Exercise objective -
Where in the material does the word "this" appear? Copy each line that has it.
====
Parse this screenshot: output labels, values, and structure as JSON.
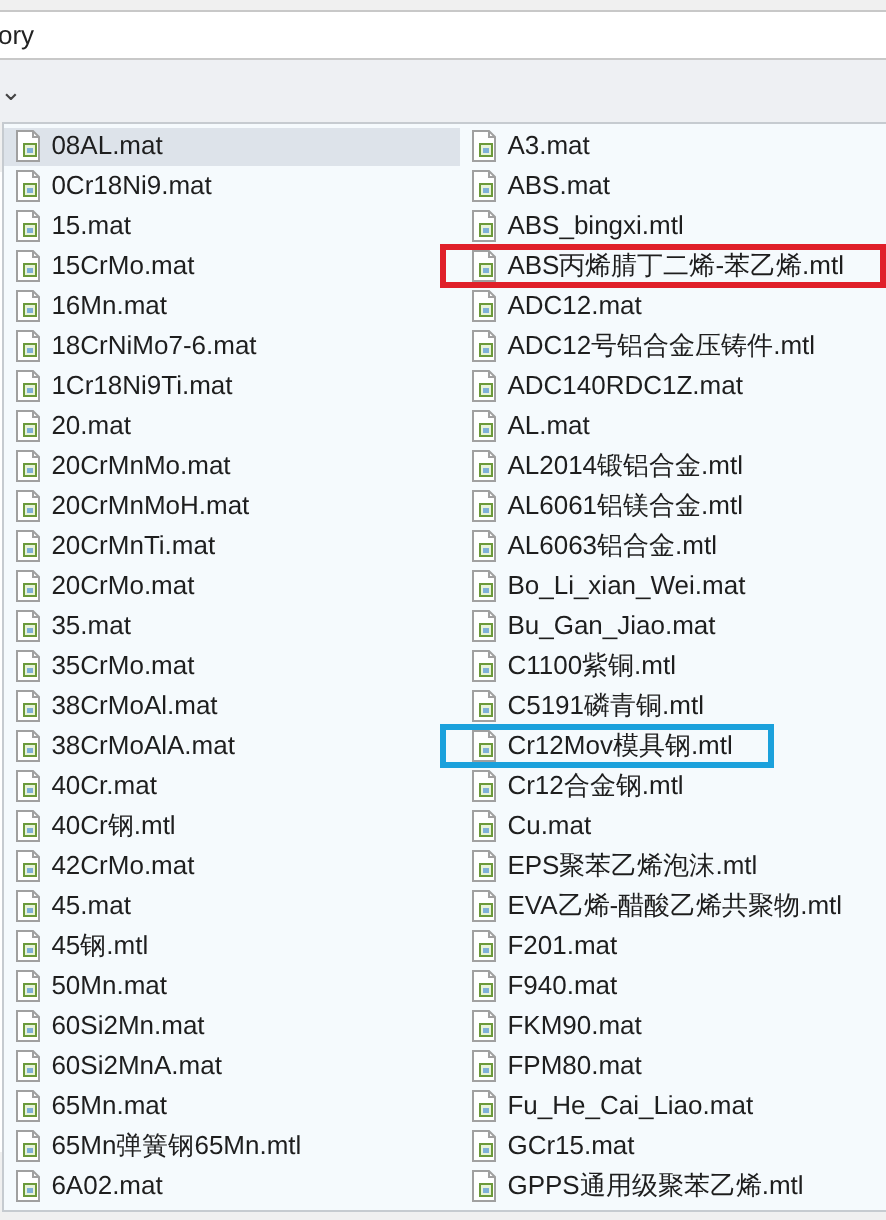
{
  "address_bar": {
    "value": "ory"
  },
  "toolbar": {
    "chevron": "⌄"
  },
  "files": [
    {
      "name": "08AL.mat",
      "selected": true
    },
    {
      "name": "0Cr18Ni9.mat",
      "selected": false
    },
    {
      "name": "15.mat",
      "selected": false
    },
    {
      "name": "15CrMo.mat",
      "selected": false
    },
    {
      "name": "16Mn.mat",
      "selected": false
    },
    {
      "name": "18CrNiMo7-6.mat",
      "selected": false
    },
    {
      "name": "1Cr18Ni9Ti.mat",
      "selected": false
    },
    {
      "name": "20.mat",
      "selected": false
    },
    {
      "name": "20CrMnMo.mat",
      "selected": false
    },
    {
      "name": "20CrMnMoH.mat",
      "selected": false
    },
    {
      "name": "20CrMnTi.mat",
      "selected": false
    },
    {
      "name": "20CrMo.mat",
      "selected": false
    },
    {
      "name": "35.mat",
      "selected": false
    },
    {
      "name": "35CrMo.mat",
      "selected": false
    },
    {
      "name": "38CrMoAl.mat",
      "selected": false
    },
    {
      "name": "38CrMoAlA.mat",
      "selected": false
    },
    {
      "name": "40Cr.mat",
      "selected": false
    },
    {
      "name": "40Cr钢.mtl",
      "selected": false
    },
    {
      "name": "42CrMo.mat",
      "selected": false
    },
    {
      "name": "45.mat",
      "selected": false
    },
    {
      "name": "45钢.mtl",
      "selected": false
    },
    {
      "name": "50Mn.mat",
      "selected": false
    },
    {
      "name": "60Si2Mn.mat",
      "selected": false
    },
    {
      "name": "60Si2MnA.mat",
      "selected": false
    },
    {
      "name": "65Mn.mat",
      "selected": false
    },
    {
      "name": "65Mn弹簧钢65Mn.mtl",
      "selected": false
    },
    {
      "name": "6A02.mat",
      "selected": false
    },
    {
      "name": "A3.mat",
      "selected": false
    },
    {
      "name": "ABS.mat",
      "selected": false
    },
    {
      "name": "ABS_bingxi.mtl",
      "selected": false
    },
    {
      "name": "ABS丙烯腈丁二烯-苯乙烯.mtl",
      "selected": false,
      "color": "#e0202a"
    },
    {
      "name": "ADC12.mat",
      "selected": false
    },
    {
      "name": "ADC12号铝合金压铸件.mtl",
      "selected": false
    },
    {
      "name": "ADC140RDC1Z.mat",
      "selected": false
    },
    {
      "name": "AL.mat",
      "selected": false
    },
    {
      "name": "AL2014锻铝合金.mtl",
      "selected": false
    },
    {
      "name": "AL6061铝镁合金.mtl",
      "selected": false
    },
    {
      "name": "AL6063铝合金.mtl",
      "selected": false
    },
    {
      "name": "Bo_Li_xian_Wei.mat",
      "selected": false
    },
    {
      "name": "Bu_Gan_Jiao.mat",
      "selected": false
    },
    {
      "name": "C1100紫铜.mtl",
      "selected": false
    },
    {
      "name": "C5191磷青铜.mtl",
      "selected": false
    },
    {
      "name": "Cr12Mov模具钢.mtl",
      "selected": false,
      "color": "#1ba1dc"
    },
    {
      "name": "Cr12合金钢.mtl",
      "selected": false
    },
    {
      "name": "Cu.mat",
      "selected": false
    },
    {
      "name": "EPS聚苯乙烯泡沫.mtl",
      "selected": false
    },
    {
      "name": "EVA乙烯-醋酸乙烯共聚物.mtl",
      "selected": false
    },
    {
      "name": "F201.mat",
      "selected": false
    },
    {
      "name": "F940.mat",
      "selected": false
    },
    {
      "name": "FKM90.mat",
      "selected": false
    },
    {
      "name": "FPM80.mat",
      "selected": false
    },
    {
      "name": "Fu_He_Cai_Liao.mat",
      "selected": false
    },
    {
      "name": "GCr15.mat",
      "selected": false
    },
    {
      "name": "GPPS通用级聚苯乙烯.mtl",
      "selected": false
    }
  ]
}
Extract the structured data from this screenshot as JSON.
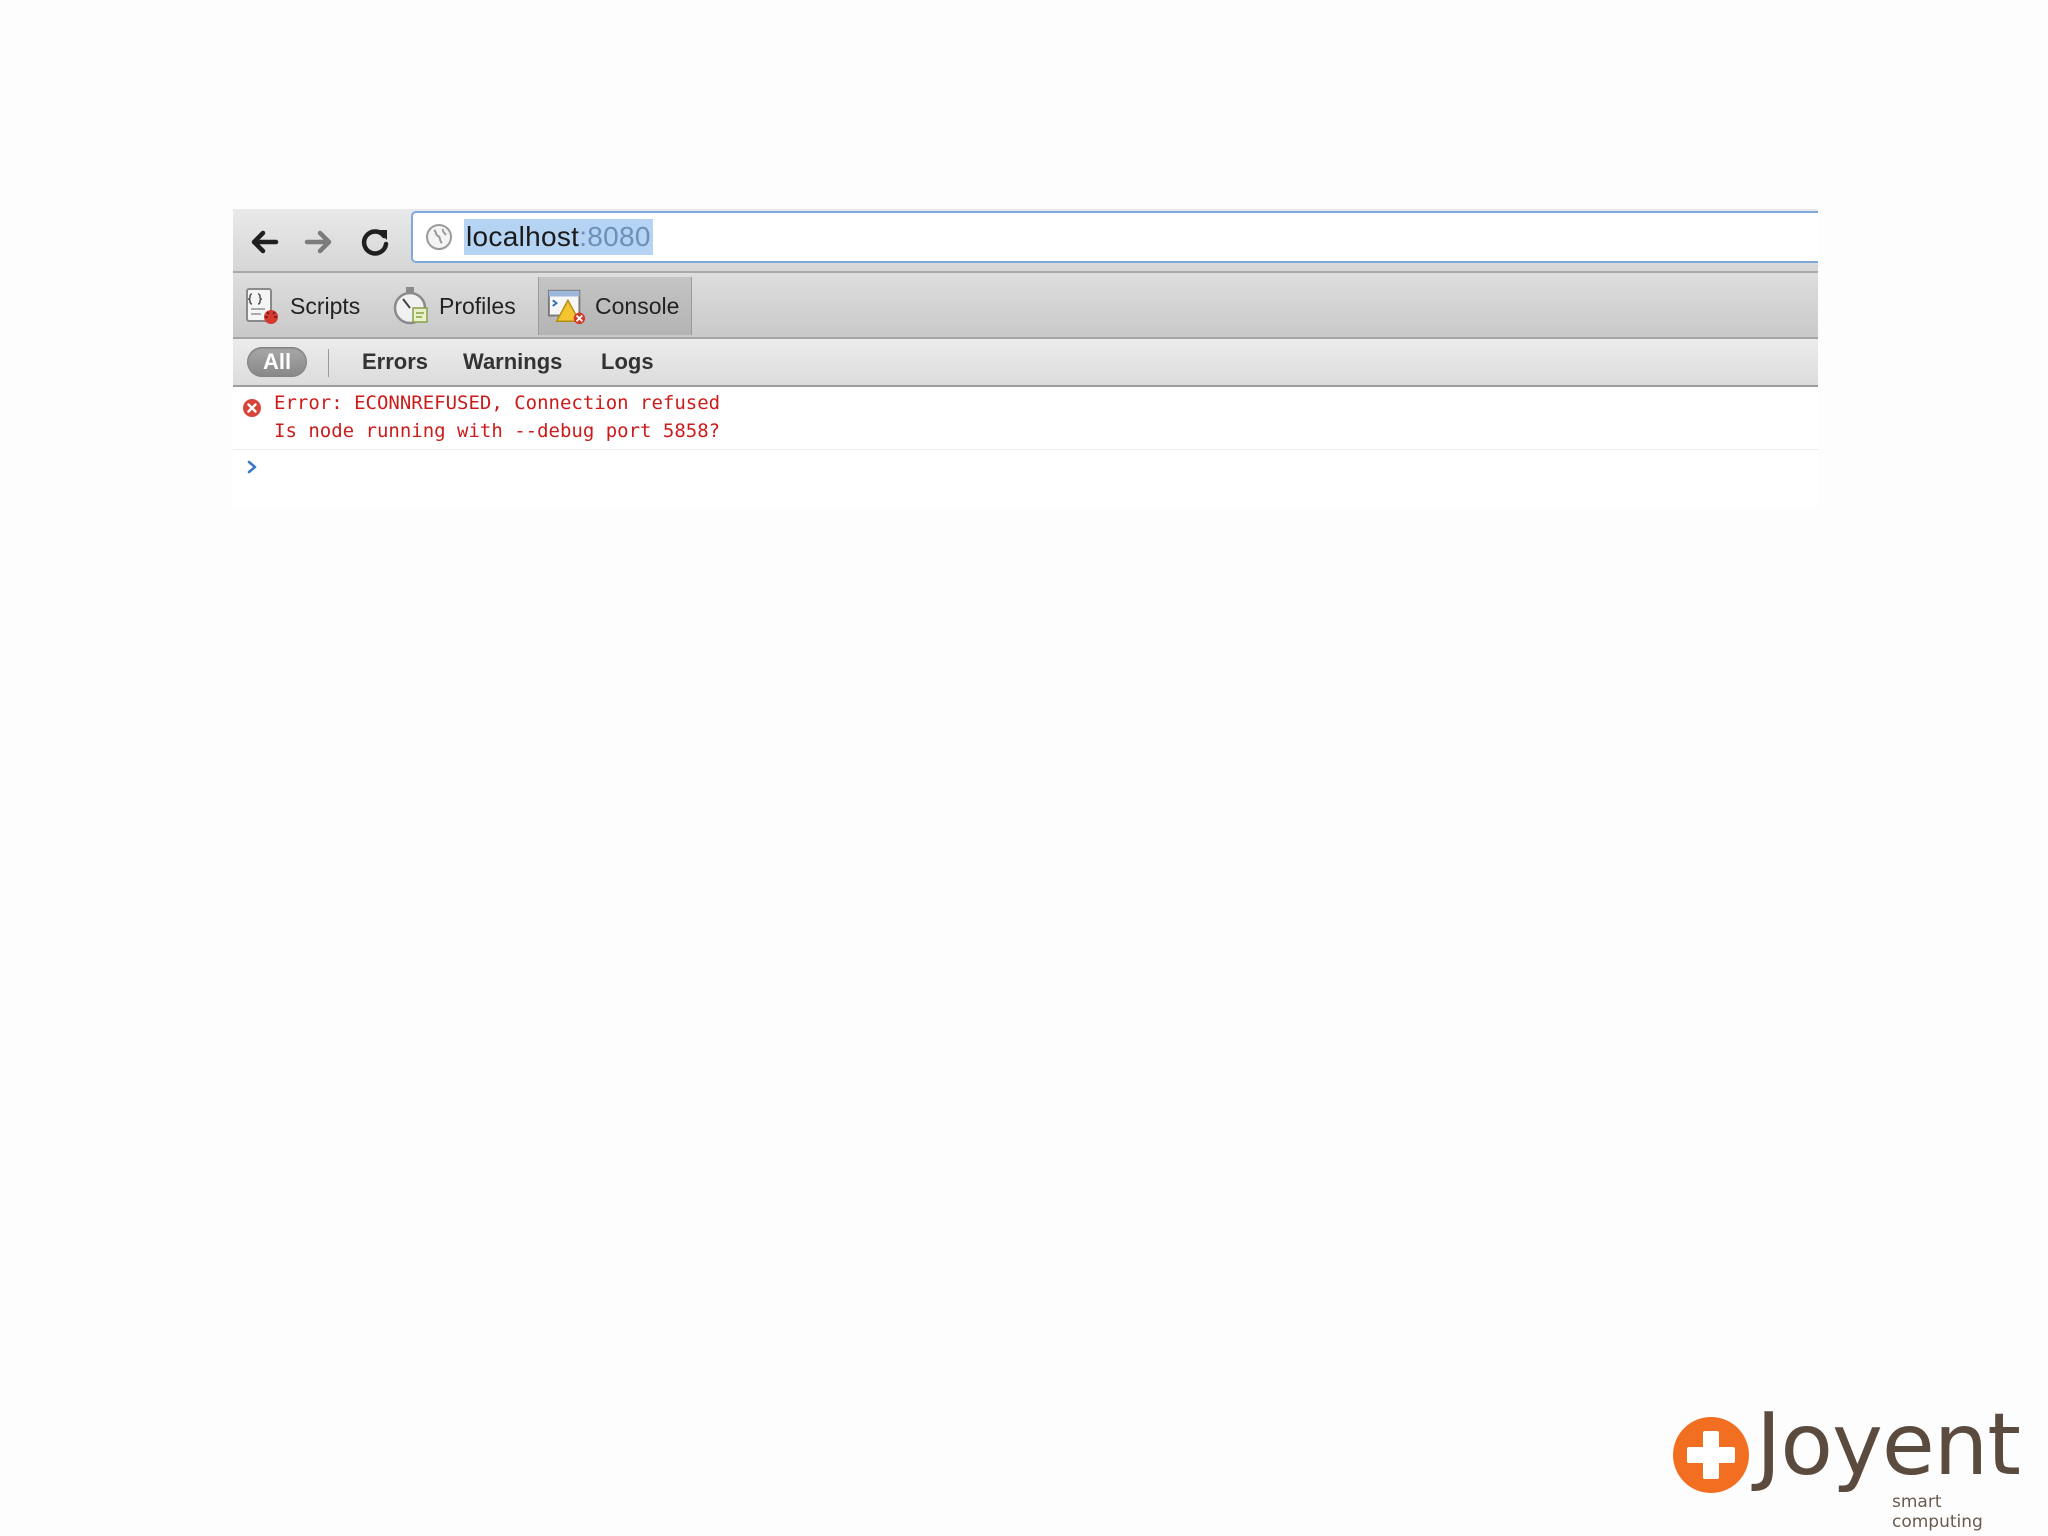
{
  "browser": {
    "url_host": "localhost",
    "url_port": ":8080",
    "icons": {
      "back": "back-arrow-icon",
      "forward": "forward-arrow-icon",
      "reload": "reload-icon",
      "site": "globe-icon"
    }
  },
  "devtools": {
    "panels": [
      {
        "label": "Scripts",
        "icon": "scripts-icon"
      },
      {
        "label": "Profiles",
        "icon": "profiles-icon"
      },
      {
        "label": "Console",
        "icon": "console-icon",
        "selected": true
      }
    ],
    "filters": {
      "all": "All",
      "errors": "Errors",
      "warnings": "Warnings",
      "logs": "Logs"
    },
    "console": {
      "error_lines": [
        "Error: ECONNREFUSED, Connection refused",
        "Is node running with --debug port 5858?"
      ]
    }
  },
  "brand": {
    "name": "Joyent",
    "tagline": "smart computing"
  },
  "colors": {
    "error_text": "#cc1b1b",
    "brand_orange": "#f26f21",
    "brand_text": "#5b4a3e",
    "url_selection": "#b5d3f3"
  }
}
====
Written answer -
Parse this screenshot: output labels, values, and structure as JSON.
Extract the structured data from this screenshot as JSON.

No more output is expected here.